[tweet_box design=”default”]External actions can’t be removed without internal replacements.[/tweet_box]
Just like all other things in life, external actions can’t be removed without internal replacements. Your spouse needs help discovering the void leading to this addiction.
In being a helpmate, be willing to take extreme measures to help your spouse overcome this addiction. For our family, that meant me locking all the electronic devices in a safe deposit box, paying for an accountability service on our phones and computers, and going to counseling with my husband. It may mean something different for your family, but be willing to be supportive.
[tweet_box design=”default”]Nagging your spouse is not the definition of being a helpmate.[/tweet_box]
Disclaimer: I don’t believe that being a helpmate is being a nagging wife. Proverbs 27:15 says, “A continual dripping on a rainy day and a nagging wife are alike.”
Remember that through marriage, you are fulfilling a vow to God to work TOGETHER while on this earth for the good of the kingdom. Don’t get caught up trying to change your spouse for your benefit. The road to your spouse’s freedom will look a lot different if you see it through the lens of Jesus.
5.) Forgive. Forgive. Forgive.
Forgiveness is hard. It’s especially hard when you’re hurting and when someone has offended you in such a personal way. It’s hard when Satan is telling you it’s okay to hate your spouse.
Satan will fill your head with lies giving you a million reasons your spouse doesn’t deserve forgiveness. Don’t listen. There is so much freedom in forgiveness. You can’t control your spouse’s actions. You CAN control your heart. You can make the choice to forgive.
When (yes, it’ll probably happen) your spouse slips and falls, make the choice to stand ready to forgive and help them move forward. If you ask any spouse struggling with pornography, I bet they would tell you they are more likely to be honest in the future if you choose forgiveness and support over anger and separation.
6.) Don’t let your spouse’s addiction consume you.
Through hearing from different women, I realized some women don’t want to move on.
Some want to make sure their husbands feel the hurt they have felt by constantly reminding them of the pain. Some want to believe it is okay to dwell on the negative emotions they feel.

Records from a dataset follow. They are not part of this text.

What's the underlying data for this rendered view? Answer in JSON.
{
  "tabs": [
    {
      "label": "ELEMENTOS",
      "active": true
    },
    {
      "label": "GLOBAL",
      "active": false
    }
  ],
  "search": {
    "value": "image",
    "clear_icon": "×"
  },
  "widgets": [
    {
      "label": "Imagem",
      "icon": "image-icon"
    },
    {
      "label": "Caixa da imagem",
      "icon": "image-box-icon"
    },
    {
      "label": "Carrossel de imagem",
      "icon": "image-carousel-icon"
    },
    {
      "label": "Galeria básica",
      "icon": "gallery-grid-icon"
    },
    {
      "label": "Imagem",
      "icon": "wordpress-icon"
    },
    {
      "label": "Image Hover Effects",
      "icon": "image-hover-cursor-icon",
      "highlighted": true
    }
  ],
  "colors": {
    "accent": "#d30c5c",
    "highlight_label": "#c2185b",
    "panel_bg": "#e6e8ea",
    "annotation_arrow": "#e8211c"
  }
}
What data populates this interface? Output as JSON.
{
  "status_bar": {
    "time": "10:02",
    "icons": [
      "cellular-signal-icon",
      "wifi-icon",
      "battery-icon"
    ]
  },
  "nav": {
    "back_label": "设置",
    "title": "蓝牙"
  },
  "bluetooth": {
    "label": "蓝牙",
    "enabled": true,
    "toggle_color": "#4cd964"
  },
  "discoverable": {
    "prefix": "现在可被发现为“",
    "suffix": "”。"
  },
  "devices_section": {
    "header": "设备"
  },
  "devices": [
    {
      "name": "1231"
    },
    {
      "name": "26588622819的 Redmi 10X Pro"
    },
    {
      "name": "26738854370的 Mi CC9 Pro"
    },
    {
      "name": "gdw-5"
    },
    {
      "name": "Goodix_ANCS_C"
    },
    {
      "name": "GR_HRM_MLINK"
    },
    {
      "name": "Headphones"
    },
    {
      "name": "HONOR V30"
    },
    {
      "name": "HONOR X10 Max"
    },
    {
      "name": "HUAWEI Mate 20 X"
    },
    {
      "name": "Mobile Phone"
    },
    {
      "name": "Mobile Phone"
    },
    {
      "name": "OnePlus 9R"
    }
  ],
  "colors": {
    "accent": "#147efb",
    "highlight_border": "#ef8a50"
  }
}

Some want to tell everyone how awful their spouse is (including their spouse). Some want to read every book/article/blog they can get their hands on because it’s easier not to forgive if you continue to relive the pain.
I hope those statements aren’t read as insensitive. Trust me, I understand the hurt. I have dealt with the pain. It’s undeniably there. But you cannot let your spouse’s addiction consume you with lies from the enemy. Feelings of anger, frustration, and hopelessness are understandable. When you choose to dwell on these emotions, Satan wins.
The less you dwell on your spouse’s addiction, the less power it has over you. The more time you spend noticing things you are thankful for in your spouse, the more joy you will find.
[tweet_box design=”default”]The less you dwell on your spouse’s addiction, the less power it has on you.[/tweet_box]
I write all of these things from my experiences. Everyone’s situation is different. My husband was immediately repentant and felt he was in bondage due to this hidden addiction. He wanted to be healed. Many of you do not have that. I can only speak from where I walked, but I can pray for each of you!
God is SO FAITHFUL! Don’t give up! I remember many moments of hopelessness, thinking we would never overcome this. Years removed, I can look back and see the ways God used something so painful to restore our marriage to something beautiful to reflect His faithfulness.
The journey won’t be easy. Find someone you trust to help you walk this journey. You’d be surprised how many others are traveling on the same road. Talk with God continuously. His faithfulness stands the test of time. He will walk with you through the most painful of times and show you hope when your eyes can’t see the light.
[content_band style=”color: #fff;” bg_color=”#336699″ border=”all” inner_container=”true”]If you’re struggling with your spouse’s porn addiction, I want to help you any way I can. Send me a message on Facebook by CLICKING HERE.[/content_band]